There comes a time in everyone’s career when you will quit your job. You will stand in your boss’s doorway, cock your head and say, “Do you have sec?” You will quietly shut the door. You will sit down in that weird chair reserved for guests and your boss’s jacket, palms sweating, and tell him or her that you have found a new job, or are moving to Sweden, or are starting grad school in the fall. You will tell them that you are very sorry, but the time has come for you to part ways. Your boss will accept this with grace and, if they are a nice boss and a decent person, a congratulations. You will make a plan for departure. You will leave the office that day with the weight of a million hours’ of shitty emails and bad vibes off your shoulders, completely, and for good. Congratulations, you just quit your job! Keep reading »
The other day I saw clickbait on the Internet called something like “10 Things You Find In Every Graduation Speech.” I didn’t click, but the headline stuck in my mind. Graduation is supposed to be a celebration of your hard work, a launch into the adult working world. A graduation speaker is someone chosen to offer wisdom and insight into this momentous rite of passage. Have graduation speeches really gotten so formulaic that they can slapped together with GIFs on BuzzFeed? (I guess they must? I only graduated nine years ago and I don’t even remember who my speaker was or what she said.)
I’ve been thinking about this lately because today, our editorial assistant Claire is graduating from college. Yesterday afternoon, we broke out the pink booze and mini eclairs to toast to no more finals and 10-page papers. As The Frisky staff sat around — all of us between five to 15 years out of college — we all had advice for Claire about being launched into the grownup world.

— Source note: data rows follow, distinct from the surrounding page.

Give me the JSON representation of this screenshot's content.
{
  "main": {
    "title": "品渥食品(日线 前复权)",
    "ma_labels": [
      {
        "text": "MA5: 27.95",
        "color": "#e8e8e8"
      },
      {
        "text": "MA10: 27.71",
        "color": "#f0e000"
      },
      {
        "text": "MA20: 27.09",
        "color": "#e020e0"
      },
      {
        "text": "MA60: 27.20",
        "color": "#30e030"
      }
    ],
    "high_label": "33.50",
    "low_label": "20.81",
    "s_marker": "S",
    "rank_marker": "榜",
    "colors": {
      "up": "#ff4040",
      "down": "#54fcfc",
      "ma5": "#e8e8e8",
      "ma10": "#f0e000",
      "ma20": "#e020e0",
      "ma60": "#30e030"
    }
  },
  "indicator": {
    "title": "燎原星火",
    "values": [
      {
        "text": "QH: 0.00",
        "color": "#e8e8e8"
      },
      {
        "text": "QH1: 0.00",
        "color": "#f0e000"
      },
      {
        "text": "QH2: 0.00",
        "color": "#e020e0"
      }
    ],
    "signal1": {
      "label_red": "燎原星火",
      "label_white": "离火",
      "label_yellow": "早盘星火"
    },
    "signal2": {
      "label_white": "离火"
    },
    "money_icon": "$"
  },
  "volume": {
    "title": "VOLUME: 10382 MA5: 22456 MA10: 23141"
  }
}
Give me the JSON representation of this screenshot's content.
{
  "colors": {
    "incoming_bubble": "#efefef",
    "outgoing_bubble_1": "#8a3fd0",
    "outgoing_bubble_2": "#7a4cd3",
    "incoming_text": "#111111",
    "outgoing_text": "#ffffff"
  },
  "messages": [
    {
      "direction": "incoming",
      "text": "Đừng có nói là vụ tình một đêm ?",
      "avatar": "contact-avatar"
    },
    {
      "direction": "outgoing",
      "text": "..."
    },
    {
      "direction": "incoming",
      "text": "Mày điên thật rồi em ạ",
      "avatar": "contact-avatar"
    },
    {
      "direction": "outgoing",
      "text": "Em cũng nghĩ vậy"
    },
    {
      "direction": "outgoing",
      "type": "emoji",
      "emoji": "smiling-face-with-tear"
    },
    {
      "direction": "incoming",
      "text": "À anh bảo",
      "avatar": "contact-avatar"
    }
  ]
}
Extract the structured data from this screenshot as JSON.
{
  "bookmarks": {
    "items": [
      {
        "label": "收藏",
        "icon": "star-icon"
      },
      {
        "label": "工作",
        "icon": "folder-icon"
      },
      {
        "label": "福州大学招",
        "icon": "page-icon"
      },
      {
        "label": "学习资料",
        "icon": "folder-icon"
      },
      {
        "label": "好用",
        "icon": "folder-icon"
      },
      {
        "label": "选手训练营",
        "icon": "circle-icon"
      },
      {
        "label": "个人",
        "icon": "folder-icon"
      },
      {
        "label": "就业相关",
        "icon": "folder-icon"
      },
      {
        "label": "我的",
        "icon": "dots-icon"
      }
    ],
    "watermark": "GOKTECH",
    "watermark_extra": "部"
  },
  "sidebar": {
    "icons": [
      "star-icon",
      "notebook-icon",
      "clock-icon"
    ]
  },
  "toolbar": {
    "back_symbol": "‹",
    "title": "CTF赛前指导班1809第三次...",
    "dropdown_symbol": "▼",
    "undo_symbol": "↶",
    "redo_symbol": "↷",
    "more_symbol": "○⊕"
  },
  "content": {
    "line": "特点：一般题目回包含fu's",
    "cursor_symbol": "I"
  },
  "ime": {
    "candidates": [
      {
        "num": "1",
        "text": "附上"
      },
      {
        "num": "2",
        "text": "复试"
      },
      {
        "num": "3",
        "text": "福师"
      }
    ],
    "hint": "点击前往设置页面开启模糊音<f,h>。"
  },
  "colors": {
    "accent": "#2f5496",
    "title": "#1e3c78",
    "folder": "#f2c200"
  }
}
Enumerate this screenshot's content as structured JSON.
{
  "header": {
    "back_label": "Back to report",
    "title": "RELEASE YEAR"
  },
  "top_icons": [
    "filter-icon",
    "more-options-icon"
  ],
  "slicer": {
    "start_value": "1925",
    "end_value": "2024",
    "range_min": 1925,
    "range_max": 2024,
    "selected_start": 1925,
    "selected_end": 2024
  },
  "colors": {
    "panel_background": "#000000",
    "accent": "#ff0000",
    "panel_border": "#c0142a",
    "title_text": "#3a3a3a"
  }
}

Some of it was practical. Some of it was financial. All of it was honest and most assuredly more useful than whatever’s being said about “character” and “grit” and “passion” at graduations across the land this week. Those things are important, too, but they’re so vague you can make a GIFicle about them.
It made me wish I was the sort of “important person” who could be asked to give a commencement address. Seeing as I’m not an famous actor or a famous editor or really anyone important in particular, I don’t really see that happening. So for Claire, and for everyone else who may or may not have deeper thoughts on life than Charlie Day from “It’s Always Sunny In Philadelphia,” here’s what I would say if someone asked me to give a commencement speech. Keep reading »
It’s a harsh job climate out there right now, as anyone scrambling to cope with unemployment and underemployment knows. And it’s an especially harsh world out there for anyone who had the misfortunate of crossing one communications professional in Northeastern Ohio.
Kelly Blazek is kind of a big deal: she runs a Cleveland Job Bank House and has gone off on anyone who has dared to try and make a professional connection with her that they are too “green” to have. As explained to the blog CleveScene, jobseekers reach out to her to get on her members-only “NEOHCommJobs” listserv. According to her, the listserv boasts over 7,300 subscribers and breaks job openings before they are posted elsewhere. It sounds like a great resource for Cleveland-ites looking for communications connections and jobs.
Perhaps it’s too great a resource. See, it seems Kelly Blazek has let running some rinky-dink Ohio listserv get to her head. Read this email from a jobseeker, followed by Blazek’s response: Keep reading »
Your career plans might not include New York Senator or Secretary Of State. Even so, surely you can’t deny that former Secretary of State Hillary Clinton knows a thing or two about successful careers. Speaking this week at New York University about her new Clinton Foundation project, “No Ceilings: The Full Participation Project,” Ms. Clinton dished out career advice worth listening to. “One of the best pieces of advice that I ever heard from anyone was Eleanor Roosevelt in the 1920s who said that women in politics or in public roles should grow skin like a rhinoceros. I think there’s some truth to that,” she said. “It’s important to learn how to take criticism seriously, but not personally. And to do that, you have to be willing to hear what others, who are your critics, are saying and to evaluate where they’re coming from.” It’s sexist and annoying that women need to be this way more than men (and mothers in politics and public life especially), but I don’t doubt that Clinton, who has an admirable rhinoceros hide herself, is correct. [CBS News]
Global law firm Clifford Chance is under fire for distributing a five-page memo to female employees with specific dress code critiques and advice for how to conduct themselves professionally. Not surprisingly, the firm is now being criticized for a “sexist” focus on only their female employees.
I don’t disagree that a focus soley on the behavior and appearance of only female employees is sexist. Specific pieces of the advice are problematic.
But taken all together, is the advice Clifford Chance gave to its female employees wrong or bad? Nope. Keep reading »
Update: 4p.m. Well, that was quick. State Senator
Mary Marty Golden’s website has canceled the event. I guess you’ll have to learn your feminine wiles elsewhere. [New York Observer]
Please tell me this is a joke. This is a joke, right?
The office of a Republican politician in Brooklyn, New York, will be offering a class for women in his district about “Posture, Deportment, and Feminine Presence.” Ostensibly this is a career development event about etiquette, but the packaging is really, really WTF. Keep reading »